Sophie Drechsel

Three months ago, I featured the story of my beautiful sister, Parie Drechsel. Today, I’m happy to feature her daughter (and my sweet niece), Sophie!

By: Sophie Drechsel

After my Aunt Jane came to visit our house, my mom read her book, and then our family started eating a plant-based diet. Now, we don’t eat any meat or dairy, and we don’t use very much oil. We also don’t eat any eggs.

I felt fine about changing our food. Before this, we didn’t have meat very often. For a second thing, I hate cheese and eggs. So it was fine with me. I don’t like even the smell of cheese!

Before changing our diet, I didn’t like cupcakes, but I did like candy like suckers. Now my mom makes treats like baked apples and bananas with cinnamon and maple syrup.

I like the foods my mom makes. I like mushrooms, rice and beans, and grapes and vegetables.

One time when I was shopping with a friend and her mother, we went to a noodle place. They had lots and lots of meat, but I told them I don’t eat things with meat. My friend asked me, “How can you get all the stuff you need?” I told her I get it from fruits and vegetables.

I think it is sad that people eat animals because sometimes they’ll just kill a baby animal, and they don’t get to live their life.

I like to eat this way because it can help others to eat this way. That will help them so they don’t get sick. And it will help more animals to live.

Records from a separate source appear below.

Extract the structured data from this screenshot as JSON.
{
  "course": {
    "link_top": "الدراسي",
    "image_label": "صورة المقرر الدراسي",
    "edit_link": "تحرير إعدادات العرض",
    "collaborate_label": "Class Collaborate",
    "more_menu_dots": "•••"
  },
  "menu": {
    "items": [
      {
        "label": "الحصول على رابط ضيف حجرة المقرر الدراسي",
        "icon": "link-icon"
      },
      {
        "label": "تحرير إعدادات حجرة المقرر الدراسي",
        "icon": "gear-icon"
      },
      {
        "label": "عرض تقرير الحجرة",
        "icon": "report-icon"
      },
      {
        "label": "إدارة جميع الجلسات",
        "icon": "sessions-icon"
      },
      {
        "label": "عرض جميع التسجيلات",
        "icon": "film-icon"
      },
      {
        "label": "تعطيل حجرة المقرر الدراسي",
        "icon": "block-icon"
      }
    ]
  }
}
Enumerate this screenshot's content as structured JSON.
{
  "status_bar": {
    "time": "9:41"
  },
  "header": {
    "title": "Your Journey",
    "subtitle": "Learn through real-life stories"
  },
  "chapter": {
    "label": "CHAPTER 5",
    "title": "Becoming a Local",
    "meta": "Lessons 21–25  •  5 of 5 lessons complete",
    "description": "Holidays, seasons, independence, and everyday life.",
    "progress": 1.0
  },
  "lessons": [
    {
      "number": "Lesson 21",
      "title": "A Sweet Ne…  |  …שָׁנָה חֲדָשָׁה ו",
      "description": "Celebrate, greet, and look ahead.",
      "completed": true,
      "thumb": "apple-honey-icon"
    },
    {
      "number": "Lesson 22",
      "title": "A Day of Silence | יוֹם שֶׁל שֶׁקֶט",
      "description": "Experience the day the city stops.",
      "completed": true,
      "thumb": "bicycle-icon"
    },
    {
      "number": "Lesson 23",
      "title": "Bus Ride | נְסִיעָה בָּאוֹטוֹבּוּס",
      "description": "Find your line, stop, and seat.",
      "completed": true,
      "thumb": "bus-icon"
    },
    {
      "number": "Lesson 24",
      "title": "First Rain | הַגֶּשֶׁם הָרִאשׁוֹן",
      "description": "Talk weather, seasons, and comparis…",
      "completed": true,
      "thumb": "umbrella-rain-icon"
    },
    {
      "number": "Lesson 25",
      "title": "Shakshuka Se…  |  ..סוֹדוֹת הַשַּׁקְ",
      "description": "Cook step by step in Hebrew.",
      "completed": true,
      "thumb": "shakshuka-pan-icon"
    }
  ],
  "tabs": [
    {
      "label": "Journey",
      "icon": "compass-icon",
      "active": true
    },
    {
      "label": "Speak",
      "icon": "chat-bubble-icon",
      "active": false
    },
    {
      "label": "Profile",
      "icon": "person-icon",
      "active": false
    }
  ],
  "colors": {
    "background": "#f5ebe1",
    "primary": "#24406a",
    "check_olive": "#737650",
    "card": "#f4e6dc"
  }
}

Sophie Drechsel is 8 years old and lives in Columbus, Indiana. She loves to read, play piano, dance, and make crafts.